▶ **DATA SECTION**:
····················
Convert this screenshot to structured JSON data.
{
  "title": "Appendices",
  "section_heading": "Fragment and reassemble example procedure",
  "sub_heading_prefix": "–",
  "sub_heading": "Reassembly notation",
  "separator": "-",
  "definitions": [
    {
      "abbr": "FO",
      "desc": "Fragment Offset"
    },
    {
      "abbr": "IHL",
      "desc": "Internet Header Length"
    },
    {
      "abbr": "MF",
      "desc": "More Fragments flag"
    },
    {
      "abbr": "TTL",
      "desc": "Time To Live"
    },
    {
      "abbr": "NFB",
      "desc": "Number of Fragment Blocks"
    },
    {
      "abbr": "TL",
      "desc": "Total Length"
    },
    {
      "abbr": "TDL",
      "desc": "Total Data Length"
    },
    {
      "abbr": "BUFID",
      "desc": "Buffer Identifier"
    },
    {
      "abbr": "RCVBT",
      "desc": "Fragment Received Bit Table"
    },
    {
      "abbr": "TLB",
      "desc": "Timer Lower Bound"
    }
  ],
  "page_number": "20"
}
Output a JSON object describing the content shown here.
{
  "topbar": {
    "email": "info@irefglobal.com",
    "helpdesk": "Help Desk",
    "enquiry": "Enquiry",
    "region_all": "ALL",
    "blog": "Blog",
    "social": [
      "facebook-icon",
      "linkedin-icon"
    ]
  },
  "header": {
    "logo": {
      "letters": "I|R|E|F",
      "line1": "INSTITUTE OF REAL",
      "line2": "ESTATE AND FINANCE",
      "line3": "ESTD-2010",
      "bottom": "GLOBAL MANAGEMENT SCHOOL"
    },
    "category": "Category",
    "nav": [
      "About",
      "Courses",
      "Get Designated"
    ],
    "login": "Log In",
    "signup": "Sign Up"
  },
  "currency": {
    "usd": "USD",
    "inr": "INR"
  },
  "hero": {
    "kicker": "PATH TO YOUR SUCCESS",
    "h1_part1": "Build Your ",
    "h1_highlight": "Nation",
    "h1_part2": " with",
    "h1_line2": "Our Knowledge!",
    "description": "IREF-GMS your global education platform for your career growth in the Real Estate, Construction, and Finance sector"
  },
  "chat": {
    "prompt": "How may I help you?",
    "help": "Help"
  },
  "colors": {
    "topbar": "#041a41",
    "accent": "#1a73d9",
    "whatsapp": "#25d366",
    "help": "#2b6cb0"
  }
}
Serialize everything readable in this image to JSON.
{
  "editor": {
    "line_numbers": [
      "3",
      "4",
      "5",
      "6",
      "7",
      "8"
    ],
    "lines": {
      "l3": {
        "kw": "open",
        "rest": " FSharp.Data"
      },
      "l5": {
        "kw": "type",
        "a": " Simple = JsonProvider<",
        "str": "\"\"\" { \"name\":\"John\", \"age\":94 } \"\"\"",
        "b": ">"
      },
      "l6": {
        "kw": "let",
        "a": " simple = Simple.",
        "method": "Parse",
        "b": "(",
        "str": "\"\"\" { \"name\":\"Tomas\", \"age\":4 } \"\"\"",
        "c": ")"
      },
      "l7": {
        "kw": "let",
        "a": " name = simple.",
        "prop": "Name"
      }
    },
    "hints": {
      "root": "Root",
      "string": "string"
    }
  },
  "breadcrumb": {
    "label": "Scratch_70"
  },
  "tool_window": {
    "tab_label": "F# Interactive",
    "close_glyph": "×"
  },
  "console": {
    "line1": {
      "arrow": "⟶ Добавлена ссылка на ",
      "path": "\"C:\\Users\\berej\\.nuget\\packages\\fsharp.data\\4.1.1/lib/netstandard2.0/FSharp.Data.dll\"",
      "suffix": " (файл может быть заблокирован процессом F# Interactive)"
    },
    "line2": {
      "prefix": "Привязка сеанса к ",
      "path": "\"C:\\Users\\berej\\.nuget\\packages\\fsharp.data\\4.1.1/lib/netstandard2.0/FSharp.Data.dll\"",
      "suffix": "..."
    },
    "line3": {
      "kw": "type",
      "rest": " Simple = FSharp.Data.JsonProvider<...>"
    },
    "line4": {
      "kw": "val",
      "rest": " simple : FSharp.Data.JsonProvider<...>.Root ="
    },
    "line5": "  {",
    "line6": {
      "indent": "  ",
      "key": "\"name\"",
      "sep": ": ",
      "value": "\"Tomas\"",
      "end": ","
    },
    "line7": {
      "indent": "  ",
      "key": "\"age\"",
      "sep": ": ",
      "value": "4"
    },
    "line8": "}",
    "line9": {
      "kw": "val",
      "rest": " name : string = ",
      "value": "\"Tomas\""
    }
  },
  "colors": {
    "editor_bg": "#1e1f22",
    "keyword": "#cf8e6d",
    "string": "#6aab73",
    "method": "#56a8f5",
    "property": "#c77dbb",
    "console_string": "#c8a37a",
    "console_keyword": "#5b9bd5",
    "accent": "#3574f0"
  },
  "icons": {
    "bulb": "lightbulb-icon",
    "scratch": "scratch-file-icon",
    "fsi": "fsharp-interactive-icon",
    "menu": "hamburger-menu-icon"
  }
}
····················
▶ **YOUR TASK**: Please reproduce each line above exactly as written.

▶ **OUTPUT**:
Convert this screenshot to structured JSON data.
{
  "title": "Appendices",
  "section_heading": "Fragment and reassemble example procedure",
  "sub_heading_prefix": "–",
  "sub_heading": "Reassembly notation",
  "separator": "-",
  "definitions": [
    {
      "abbr": "FO",
      "desc": "Fragment Offset"
    },
    {
      "abbr": "IHL",
      "desc": "Internet Header Length"
    },
    {
      "abbr": "MF",
      "desc": "More Fragments flag"
    },
    {
      "abbr": "TTL",
      "desc": "Time To Live"
    },
    {
      "abbr": "NFB",
      "desc": "Number of Fragment Blocks"
    },
    {
      "abbr": "TL",
      "desc": "Total Length"
    },
    {
      "abbr": "TDL",
      "desc": "Total Data Length"
    },
    {
      "abbr": "BUFID",
      "desc": "Buffer Identifier"
    },
    {
      "abbr": "RCVBT",
      "desc": "Fragment Received Bit Table"
    },
    {
      "abbr": "TLB",
      "desc": "Timer Lower Bound"
    }
  ],
  "page_number": "20"
}
Output a JSON object describing the content shown here.
{
  "topbar": {
    "email": "info@irefglobal.com",
    "helpdesk": "Help Desk",
    "enquiry": "Enquiry",
    "region_all": "ALL",
    "blog": "Blog",
    "social": [
      "facebook-icon",
      "linkedin-icon"
    ]
  },
  "header": {
    "logo": {
      "letters": "I|R|E|F",
      "line1": "INSTITUTE OF REAL",
      "line2": "ESTATE AND FINANCE",
      "line3": "ESTD-2010",
      "bottom": "GLOBAL MANAGEMENT SCHOOL"
    },
    "category": "Category",
    "nav": [
      "About",
      "Courses",
      "Get Designated"
    ],
    "login": "Log In",
    "signup": "Sign Up"
  },
  "currency": {
    "usd": "USD",
    "inr": "INR"
  },
  "hero": {
    "kicker": "PATH TO YOUR SUCCESS",
    "h1_part1": "Build Your ",
    "h1_highlight": "Nation",
    "h1_part2": " with",
    "h1_line2": "Our Knowledge!",
    "description": "IREF-GMS your global education platform for your career growth in the Real Estate, Construction, and Finance sector"
  },
  "chat": {
    "prompt": "How may I help you?",
    "help": "Help"
  },
  "colors": {
    "topbar": "#041a41",
    "accent": "#1a73d9",
    "whatsapp": "#25d366",
    "help": "#2b6cb0"
  }
}
Serialize everything readable in this image to JSON.
{
  "editor": {
    "line_numbers": [
      "3",
      "4",
      "5",
      "6",
      "7",
      "8"
    ],
    "lines": {
      "l3": {
        "kw": "open",
        "rest": " FSharp.Data"
      },
      "l5": {
        "kw": "type",
        "a": " Simple = JsonProvider<",
        "str": "\"\"\" { \"name\":\"John\", \"age\":94 } \"\"\"",
        "b": ">"
      },
      "l6": {
        "kw": "let",
        "a": " simple = Simple.",
        "method": "Parse",
        "b": "(",
        "str": "\"\"\" { \"name\":\"Tomas\", \"age\":4 } \"\"\"",
        "c": ")"
      },
      "l7": {
        "kw": "let",
        "a": " name = simple.",
        "prop": "Name"
      }
    },
    "hints": {
      "root": "Root",
      "string": "string"
    }
  },
  "breadcrumb": {
    "label": "Scratch_70"
  },
  "tool_window": {
    "tab_label": "F# Interactive",
    "close_glyph": "×"
  },
  "console": {
    "line1": {
      "arrow": "⟶ Добавлена ссылка на ",
      "path": "\"C:\\Users\\berej\\.nuget\\packages\\fsharp.data\\4.1.1/lib/netstandard2.0/FSharp.Data.dll\"",
      "suffix": " (файл может быть заблокирован процессом F# Interactive)"
    },
    "line2": {
      "prefix": "Привязка сеанса к ",
      "path": "\"C:\\Users\\berej\\.nuget\\packages\\fsharp.data\\4.1.1/lib/netstandard2.0/FSharp.Data.dll\"",
      "suffix": "..."
    },
    "line3": {
      "kw": "type",
      "rest": " Simple = FSharp.Data.JsonProvider<...>"
    },
    "line4": {
      "kw": "val",
      "rest": " simple : FSharp.Data.JsonProvider<...>.Root ="
    },
    "line5": "  {",
    "line6": {
      "indent": "  ",
      "key": "\"name\"",
      "sep": ": ",
      "value": "\"Tomas\"",
      "end": ","
    },
    "line7": {
      "indent": "  ",
      "key": "\"age\"",
      "sep": ": ",
      "value": "4"
    },
    "line8": "}",
    "line9": {
      "kw": "val",
      "rest": " name : string = ",
      "value": "\"Tomas\""
    }
  },
  "colors": {
    "editor_bg": "#1e1f22",
    "keyword": "#cf8e6d",
    "string": "#6aab73",
    "method": "#56a8f5",
    "property": "#c77dbb",
    "console_string": "#c8a37a",
    "console_keyword": "#5b9bd5",
    "accent": "#3574f0"
  },
  "icons": {
    "bulb": "lightbulb-icon",
    "scratch": "scratch-file-icon",
    "fsi": "fsharp-interactive-icon",
    "menu": "hamburger-menu-icon"
  }
}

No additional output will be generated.